Virtualization is the best way to set up your API test environments. It’s the process of using a tool to create a virtual copy of your API, which mirrors all the specifications of your production API, that will be used in place of that production API.
We previously discussed the downsides to the most common strategies of using mocking or sandboxes. API virtualization can overcome these by minimizing the costs of hitting third-party APIs and the manual efforts needed for maintenance. Easy installation for an API solution means that you should be able to start and stop your environments quickly and automatically.
When dealing with APIs, especially when you are talking about micro services, you could have more than one hundred services you need to juggle. If using mocking or sandboxes, creating these virtual services could be a huge pain. In addition, the creation of an environment with one hundred services means that you’re going to set up at least one hundred request response pairs. The effort needed to set this up could increase exponentially with the number of services. Your environments should ideally record APIs automatically, allow you to filter the required request-response pairs, and start them at the same time.
Once you’ve started your API environments, it’s important for you to ensure that the API tests are robust and cover all the possible test scenarios. The best way to do this is to have a team member, like a business analyst, develop realistic scenarios that could then be linked to the API test environment through an external data source. This could be a database or even an excel spreadsheet.
As APIs change frequently, so do their contracts and it’s crucial to keep track of any changes. Your API environment solution should allow you to refactor any changes made by being able to compare the old and new features and selectively choosing which ones you want to include in your virtual environment. This will eliminate the massive amount of effort required to compare the API responses, parameter by parameter, to see exactly what has changed. This will save your team a lot of time and effort.
After virtual API environments have been spun up, they often need to be shared across teams. We’ve seen many cases where sharing environments requires sending them cross-country or even globally. You should have the capability to do this at the click of a button. Robust virtualization solutions allow you to just drag and drop your virtual APIs onto a sharing agent that could be installed on your network or on the cloud.
Finally, if you’re working with an API test automation tool, it’s critical that you’re able to tear down the environments as quickly as you set them up. API virtualization allows you to accomplish these tactics, so let’s discuss some of the best practices so you can make the most of your tools.
API & UI Test Environment Management: What to look for?
The best way to optimize and manage your test environments is the with the right tool and there are four key aspects you should take into consideration when choosing the right environment management solution.
1. Test environments should be easy to install.
Environments that are easy to install will ensure that you won’t waste time with set up and configuration.
2. Test environments should be easy to enhance.
This is extremely helpful in agile environments where requirements change constantly. If a new browser version is released, or your app is dependent on a third-party API, the needs of your end-user will change accordingly – forcing you to modify your test environments.
3. Test environments should be easy to share.

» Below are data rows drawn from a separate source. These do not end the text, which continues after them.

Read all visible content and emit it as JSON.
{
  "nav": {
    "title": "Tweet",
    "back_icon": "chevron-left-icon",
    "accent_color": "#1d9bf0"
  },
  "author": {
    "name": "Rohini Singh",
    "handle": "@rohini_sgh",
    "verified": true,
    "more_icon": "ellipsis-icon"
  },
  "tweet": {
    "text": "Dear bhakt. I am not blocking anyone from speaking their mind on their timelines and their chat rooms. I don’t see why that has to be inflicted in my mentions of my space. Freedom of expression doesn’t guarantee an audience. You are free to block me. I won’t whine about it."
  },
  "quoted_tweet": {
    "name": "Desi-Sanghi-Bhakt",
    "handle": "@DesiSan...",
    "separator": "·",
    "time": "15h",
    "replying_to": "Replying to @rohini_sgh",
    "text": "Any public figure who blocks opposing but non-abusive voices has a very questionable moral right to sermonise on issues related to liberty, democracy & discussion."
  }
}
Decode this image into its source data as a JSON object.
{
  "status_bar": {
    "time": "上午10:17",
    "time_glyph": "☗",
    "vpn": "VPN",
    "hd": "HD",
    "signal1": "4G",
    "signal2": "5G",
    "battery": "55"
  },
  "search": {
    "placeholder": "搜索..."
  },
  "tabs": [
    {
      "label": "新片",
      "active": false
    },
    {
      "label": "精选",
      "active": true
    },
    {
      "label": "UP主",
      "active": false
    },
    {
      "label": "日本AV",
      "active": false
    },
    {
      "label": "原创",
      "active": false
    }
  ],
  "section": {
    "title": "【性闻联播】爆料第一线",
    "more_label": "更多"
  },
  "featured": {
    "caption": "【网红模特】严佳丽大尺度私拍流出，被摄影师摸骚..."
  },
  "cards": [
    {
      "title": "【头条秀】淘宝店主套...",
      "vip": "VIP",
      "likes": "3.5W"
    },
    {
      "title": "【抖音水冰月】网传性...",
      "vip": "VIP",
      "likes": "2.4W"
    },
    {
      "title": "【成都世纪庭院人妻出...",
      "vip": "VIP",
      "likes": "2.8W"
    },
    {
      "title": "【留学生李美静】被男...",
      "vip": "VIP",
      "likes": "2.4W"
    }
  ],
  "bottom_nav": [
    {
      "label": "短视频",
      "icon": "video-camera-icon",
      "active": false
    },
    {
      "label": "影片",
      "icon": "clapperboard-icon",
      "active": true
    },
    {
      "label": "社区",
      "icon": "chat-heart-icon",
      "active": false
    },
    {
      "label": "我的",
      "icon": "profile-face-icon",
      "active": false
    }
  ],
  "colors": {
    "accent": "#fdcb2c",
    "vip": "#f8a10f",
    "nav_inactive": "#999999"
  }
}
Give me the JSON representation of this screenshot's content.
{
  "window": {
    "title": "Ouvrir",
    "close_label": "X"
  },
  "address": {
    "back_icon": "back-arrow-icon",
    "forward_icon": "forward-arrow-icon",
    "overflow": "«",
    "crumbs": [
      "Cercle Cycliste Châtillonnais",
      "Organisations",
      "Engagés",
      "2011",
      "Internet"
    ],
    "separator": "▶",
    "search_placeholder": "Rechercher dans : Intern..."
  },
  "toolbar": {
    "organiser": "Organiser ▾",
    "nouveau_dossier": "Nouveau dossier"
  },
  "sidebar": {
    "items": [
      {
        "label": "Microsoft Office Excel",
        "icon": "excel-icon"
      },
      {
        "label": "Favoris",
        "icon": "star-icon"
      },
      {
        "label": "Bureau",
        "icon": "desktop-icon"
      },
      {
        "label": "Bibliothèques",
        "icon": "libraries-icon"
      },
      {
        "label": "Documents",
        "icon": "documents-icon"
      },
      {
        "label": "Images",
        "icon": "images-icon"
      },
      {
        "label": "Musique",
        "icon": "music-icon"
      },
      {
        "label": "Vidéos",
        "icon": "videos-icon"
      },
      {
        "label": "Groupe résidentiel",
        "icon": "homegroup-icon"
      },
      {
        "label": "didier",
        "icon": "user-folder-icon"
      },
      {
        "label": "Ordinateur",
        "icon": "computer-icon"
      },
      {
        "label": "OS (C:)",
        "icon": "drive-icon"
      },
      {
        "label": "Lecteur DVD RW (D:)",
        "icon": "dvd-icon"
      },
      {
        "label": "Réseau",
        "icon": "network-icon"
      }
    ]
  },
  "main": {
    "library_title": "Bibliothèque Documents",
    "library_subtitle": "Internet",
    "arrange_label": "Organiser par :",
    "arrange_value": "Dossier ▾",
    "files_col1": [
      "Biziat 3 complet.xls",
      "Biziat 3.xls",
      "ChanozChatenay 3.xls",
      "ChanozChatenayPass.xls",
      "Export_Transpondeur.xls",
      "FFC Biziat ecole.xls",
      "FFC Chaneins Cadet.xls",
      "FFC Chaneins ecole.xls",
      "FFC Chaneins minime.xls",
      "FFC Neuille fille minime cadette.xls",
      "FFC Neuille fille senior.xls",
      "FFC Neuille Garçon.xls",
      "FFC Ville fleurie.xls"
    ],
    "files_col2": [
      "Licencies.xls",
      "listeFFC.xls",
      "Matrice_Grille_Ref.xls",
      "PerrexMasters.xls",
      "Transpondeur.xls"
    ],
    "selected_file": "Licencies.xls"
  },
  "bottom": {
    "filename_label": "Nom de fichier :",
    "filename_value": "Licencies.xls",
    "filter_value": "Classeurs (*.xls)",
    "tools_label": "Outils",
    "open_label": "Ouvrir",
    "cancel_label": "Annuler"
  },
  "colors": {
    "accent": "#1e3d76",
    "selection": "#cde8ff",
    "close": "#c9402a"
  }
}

The easier it is to share your test environments, the more scalable your process will become. If your environments are easily accessible by everyone, you can drastically reduce the time it takes for your testing suite to finish by running your UI tests in parallel. By giving each team member the ability to run parallel tests at the same time, you’ll see better results faster
4. Test environments should be easy to tear down.
As an end user yourself, you should be able to spin down, reconfigure, or reinstall your environments as and when needed.
As you begin to propose solutions for managing both your API and UI tests and environments, keep these four features in mind.
Create Great Environments With the Right Tools
Virtualization in ServiceV Pro helps you deliver great applications on time and under budget, and does so for a fraction of the cost typically associated with traditional enterprise service virtualization suites.Virtual services are a great tool to reduce dependencies and delays during a delivery cycle, but is a fantastic companion to functional, load, and security testing as well. ServiceV supports virtualization of HTTP, REST, SOAP, JMS and JDBC protocols.
Through these popular protocols ServiceV Pro compliments:
- Creating test suites before a version of the actual service is implemented.
- Overcoming downtime in other services while developing or testing.
- Isolating third parties that are poor targets for load testing.
- Building more robust tests to handle positive and negative conditions.
- Simulating conditions that depend on dynamic data.
The Difference Between Virtualization & Mocking
Sharing and Automating Virtual Services
What Is API Virtualization?
Best Practices in Supporting Continuous Integration, Delivery and Deployment